*Work request:* What you return should be every line below, word for word, and none of the images.

*Supplied data:*
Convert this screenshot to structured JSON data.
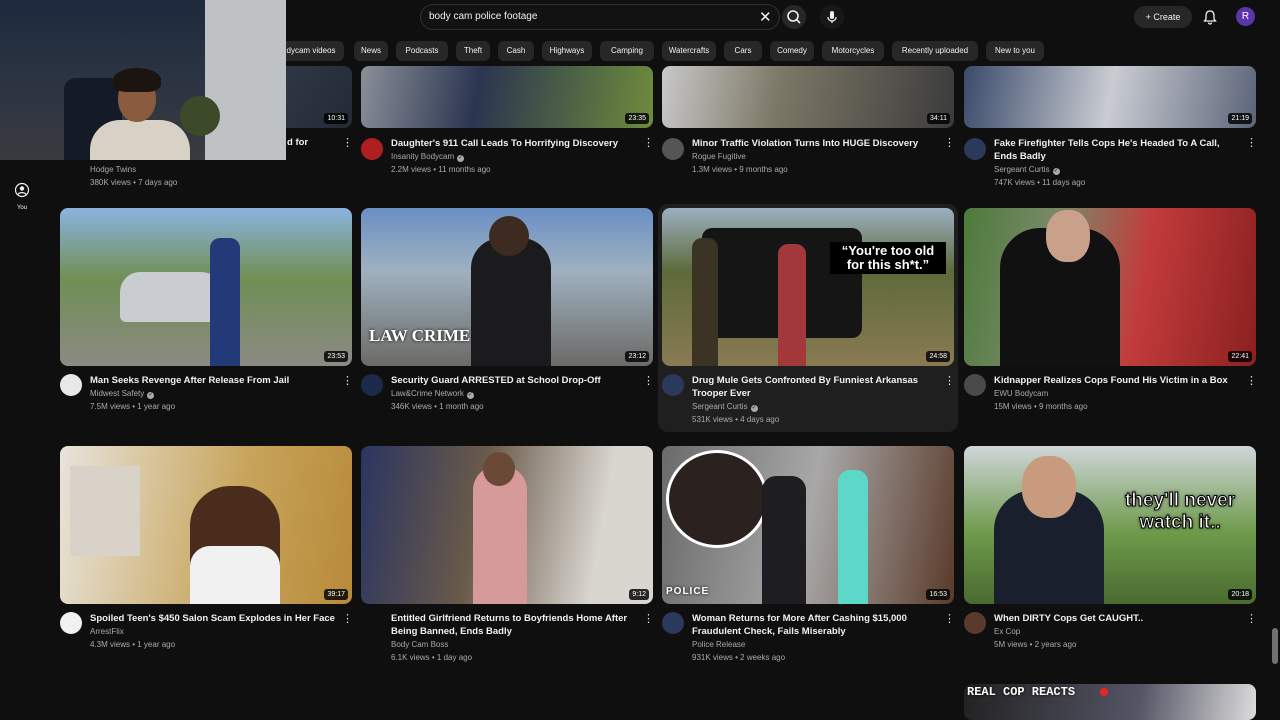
{
  "header": {
    "search_value": "body cam police footage",
    "create_label": "Create",
    "avatar_letter": "R",
    "accent_color": "#5c35a8"
  },
  "chips": [
    "dycam videos",
    "News",
    "Podcasts",
    "Theft",
    "Cash",
    "Highways",
    "Camping",
    "Watercrafts",
    "Cars",
    "Comedy",
    "Motorcycles",
    "Recently uploaded",
    "New to you"
  ],
  "sidebar": {
    "you_label": "You"
  },
  "webcam": {
    "title_fragment": "d for"
  },
  "videos": [
    {
      "title": "",
      "channel": "Hodge Twins",
      "verified": false,
      "meta": "380K views • 7 days ago",
      "duration": "10:31"
    },
    {
      "title": "Daughter's 911 Call Leads To Horrifying Discovery",
      "channel": "Insanity Bodycam",
      "verified": true,
      "meta": "2.2M views • 11 months ago",
      "duration": "23:35"
    },
    {
      "title": "Minor Traffic Violation Turns Into HUGE Discovery",
      "channel": "Rogue Fugitive",
      "verified": false,
      "meta": "1.3M views • 9 months ago",
      "duration": "34:11"
    },
    {
      "title": "Fake Firefighter Tells Cops He's Headed To A Call, Ends Badly",
      "channel": "Sergeant Curtis",
      "verified": true,
      "meta": "747K views • 11 days ago",
      "duration": "21:19"
    },
    {
      "title": "Man Seeks Revenge After Release From Jail",
      "channel": "Midwest Safety",
      "verified": true,
      "meta": "7.5M views • 1 year ago",
      "duration": "23:53"
    },
    {
      "title": "Security Guard ARRESTED at School Drop-Off",
      "channel": "Law&Crime Network",
      "verified": true,
      "meta": "346K views • 1 month ago",
      "duration": "23:12",
      "overlay": "LAW CRIME"
    },
    {
      "title": "Drug Mule Gets Confronted By Funniest Arkansas Trooper Ever",
      "channel": "Sergeant Curtis",
      "verified": true,
      "meta": "531K views • 4 days ago",
      "duration": "24:58",
      "overlay": "“You're too old for this sh*t.”"
    },
    {
      "title": "Kidnapper Realizes Cops Found His Victim in a Box",
      "channel": "EWU Bodycam",
      "verified": false,
      "meta": "15M views • 9 months ago",
      "duration": "22:41"
    },
    {
      "title": "Spoiled Teen's $450 Salon Scam Explodes in Her Face",
      "channel": "ArrestFlix",
      "verified": false,
      "meta": "4.3M views • 1 year ago",
      "duration": "39:17"
    },
    {
      "title": "Entitled Girlfriend Returns to Boyfriends Home After Being Banned, Ends Badly",
      "channel": "Body Cam Boss",
      "verified": false,
      "meta": "6.1K views • 1 day ago",
      "duration": "9:12"
    },
    {
      "title": "Woman Returns for More After Cashing $15,000 Fraudulent Check, Fails Miserably",
      "channel": "Police Release",
      "verified": false,
      "meta": "931K views • 2 weeks ago",
      "duration": "16:53",
      "overlay": "POLICE"
    },
    {
      "title": "When DIRTY Cops Get CAUGHT..",
      "channel": "Ex Cop",
      "verified": false,
      "meta": "5M views • 2 years ago",
      "duration": "20:18",
      "overlay": "they'll never watch it.."
    }
  ],
  "partial_thumb": {
    "overlay": "REAL COP REACTS"
  }
}
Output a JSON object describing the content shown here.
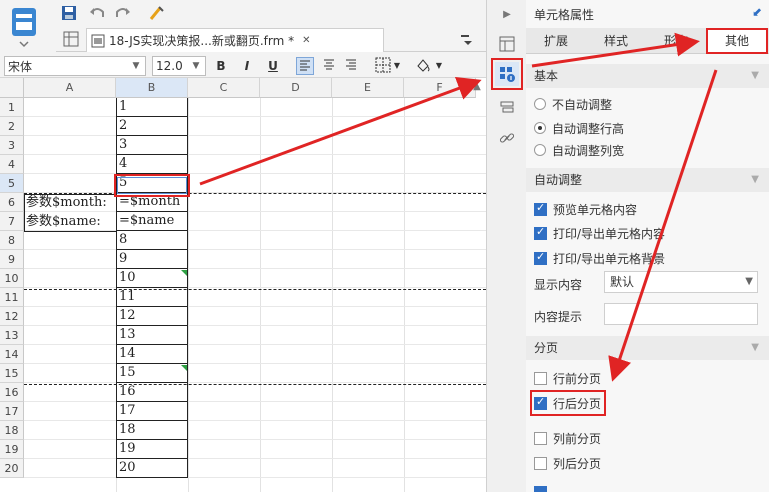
{
  "toolbar": {
    "tab_title": "18-JS实现决策报...新或翻页.frm *",
    "tab_close": "✕"
  },
  "format_bar": {
    "font_name": "宋体",
    "font_size": "12.0",
    "bold": "B",
    "italic": "I",
    "underline": "U"
  },
  "grid": {
    "columns": [
      "A",
      "B",
      "C",
      "D",
      "E",
      "F"
    ],
    "rows": [
      "1",
      "2",
      "3",
      "4",
      "5",
      "6",
      "7",
      "8",
      "9",
      "10",
      "11",
      "12",
      "13",
      "14",
      "15",
      "16",
      "17",
      "18",
      "19",
      "20"
    ],
    "a6": "参数$month:",
    "a7": "参数$name:",
    "b_values": [
      "1",
      "2",
      "3",
      "4",
      "5",
      "=$month",
      "=$name",
      "8",
      "9",
      "10",
      "11",
      "12",
      "13",
      "14",
      "15",
      "16",
      "17",
      "18",
      "19",
      "20"
    ]
  },
  "panel": {
    "title": "单元格属性",
    "tabs": [
      "扩展",
      "样式",
      "形态",
      "其他"
    ],
    "active_tab": "其他",
    "basic": {
      "head": "基本",
      "options": [
        "不自动调整",
        "自动调整行高",
        "自动调整列宽"
      ],
      "selected": "自动调整行高"
    },
    "auto": {
      "head": "自动调整",
      "checks": [
        "预览单元格内容",
        "打印/导出单元格内容",
        "打印/导出单元格背景"
      ],
      "display_label": "显示内容",
      "display_value": "默认",
      "hint_label": "内容提示",
      "hint_value": ""
    },
    "paging": {
      "head": "分页",
      "items": [
        "行前分页",
        "行后分页",
        "列前分页",
        "列后分页"
      ],
      "checked": [
        "行后分页"
      ]
    }
  },
  "colors": {
    "accent": "#2f6fc4",
    "highlight": "#e02424"
  }
}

*Answer:*
Convert this screenshot to structured JSON data.
{
  "header": {
    "search_value": "body cam police footage",
    "create_label": "Create",
    "avatar_letter": "R",
    "accent_color": "#5c35a8"
  },
  "chips": [
    "dycam videos",
    "News",
    "Podcasts",
    "Theft",
    "Cash",
    "Highways",
    "Camping",
    "Watercrafts",
    "Cars",
    "Comedy",
    "Motorcycles",
    "Recently uploaded",
    "New to you"
  ],
  "sidebar": {
    "you_label": "You"
  },
  "webcam": {
    "title_fragment": "d for"
  },
  "videos": [
    {
      "title": "",
      "channel": "Hodge Twins",
      "verified": false,
      "meta": "380K views • 7 days ago",
      "duration": "10:31"
    },
    {
      "title": "Daughter's 911 Call Leads To Horrifying Discovery",
      "channel": "Insanity Bodycam",
      "verified": true,
      "meta": "2.2M views • 11 months ago",
      "duration": "23:35"
    },
    {
      "title": "Minor Traffic Violation Turns Into HUGE Discovery",
      "channel": "Rogue Fugitive",
      "verified": false,
      "meta": "1.3M views • 9 months ago",
      "duration": "34:11"
    },
    {
      "title": "Fake Firefighter Tells Cops He's Headed To A Call, Ends Badly",
      "channel": "Sergeant Curtis",
      "verified": true,
      "meta": "747K views • 11 days ago",
      "duration": "21:19"
    },
    {
      "title": "Man Seeks Revenge After Release From Jail",
      "channel": "Midwest Safety",
      "verified": true,
      "meta": "7.5M views • 1 year ago",
      "duration": "23:53"
    },
    {
      "title": "Security Guard ARRESTED at School Drop-Off",
      "channel": "Law&Crime Network",
      "verified": true,
      "meta": "346K views • 1 month ago",
      "duration": "23:12",
      "overlay": "LAW CRIME"
    },
    {
      "title": "Drug Mule Gets Confronted By Funniest Arkansas Trooper Ever",
      "channel": "Sergeant Curtis",
      "verified": true,
      "meta": "531K views • 4 days ago",
      "duration": "24:58",
      "overlay": "“You're too old for this sh*t.”"
    },
    {
      "title": "Kidnapper Realizes Cops Found His Victim in a Box",
      "channel": "EWU Bodycam",
      "verified": false,
      "meta": "15M views • 9 months ago",
      "duration": "22:41"
    },
    {
      "title": "Spoiled Teen's $450 Salon Scam Explodes in Her Face",
      "channel": "ArrestFlix",
      "verified": false,
      "meta": "4.3M views • 1 year ago",
      "duration": "39:17"
    },
    {
      "title": "Entitled Girlfriend Returns to Boyfriends Home After Being Banned, Ends Badly",
      "channel": "Body Cam Boss",
      "verified": false,
      "meta": "6.1K views • 1 day ago",
      "duration": "9:12"
    },
    {
      "title": "Woman Returns for More After Cashing $15,000 Fraudulent Check, Fails Miserably",
      "channel": "Police Release",
      "verified": false,
      "meta": "931K views • 2 weeks ago",
      "duration": "16:53",
      "overlay": "POLICE"
    },
    {
      "title": "When DIRTY Cops Get CAUGHT..",
      "channel": "Ex Cop",
      "verified": false,
      "meta": "5M views • 2 years ago",
      "duration": "20:18",
      "overlay": "they'll never watch it.."
    }
  ],
  "partial_thumb": {
    "overlay": "REAL COP REACTS"
  }
}
Output a JSON object describing the content shown here.
{
  "toolbar": {
    "tab_title": "18-JS实现决策报...新或翻页.frm *",
    "tab_close": "✕"
  },
  "format_bar": {
    "font_name": "宋体",
    "font_size": "12.0",
    "bold": "B",
    "italic": "I",
    "underline": "U"
  },
  "grid": {
    "columns": [
      "A",
      "B",
      "C",
      "D",
      "E",
      "F"
    ],
    "rows": [
      "1",
      "2",
      "3",
      "4",
      "5",
      "6",
      "7",
      "8",
      "9",
      "10",
      "11",
      "12",
      "13",
      "14",
      "15",
      "16",
      "17",
      "18",
      "19",
      "20"
    ],
    "a6": "参数$month:",
    "a7": "参数$name:",
    "b_values": [
      "1",
      "2",
      "3",
      "4",
      "5",
      "=$month",
      "=$name",
      "8",
      "9",
      "10",
      "11",
      "12",
      "13",
      "14",
      "15",
      "16",
      "17",
      "18",
      "19",
      "20"
    ]
  },
  "panel": {
    "title": "单元格属性",
    "tabs": [
      "扩展",
      "样式",
      "形态",
      "其他"
    ],
    "active_tab": "其他",
    "basic": {
      "head": "基本",
      "options": [
        "不自动调整",
        "自动调整行高",
        "自动调整列宽"
      ],
      "selected": "自动调整行高"
    },
    "auto": {
      "head": "自动调整",
      "checks": [
        "预览单元格内容",
        "打印/导出单元格内容",
        "打印/导出单元格背景"
      ],
      "display_label": "显示内容",
      "display_value": "默认",
      "hint_label": "内容提示",
      "hint_value": ""
    },
    "paging": {
      "head": "分页",
      "items": [
        "行前分页",
        "行后分页",
        "列前分页",
        "列后分页"
      ],
      "checked": [
        "行后分页"
      ]
    }
  },
  "colors": {
    "accent": "#2f6fc4",
    "highlight": "#e02424"
  }
}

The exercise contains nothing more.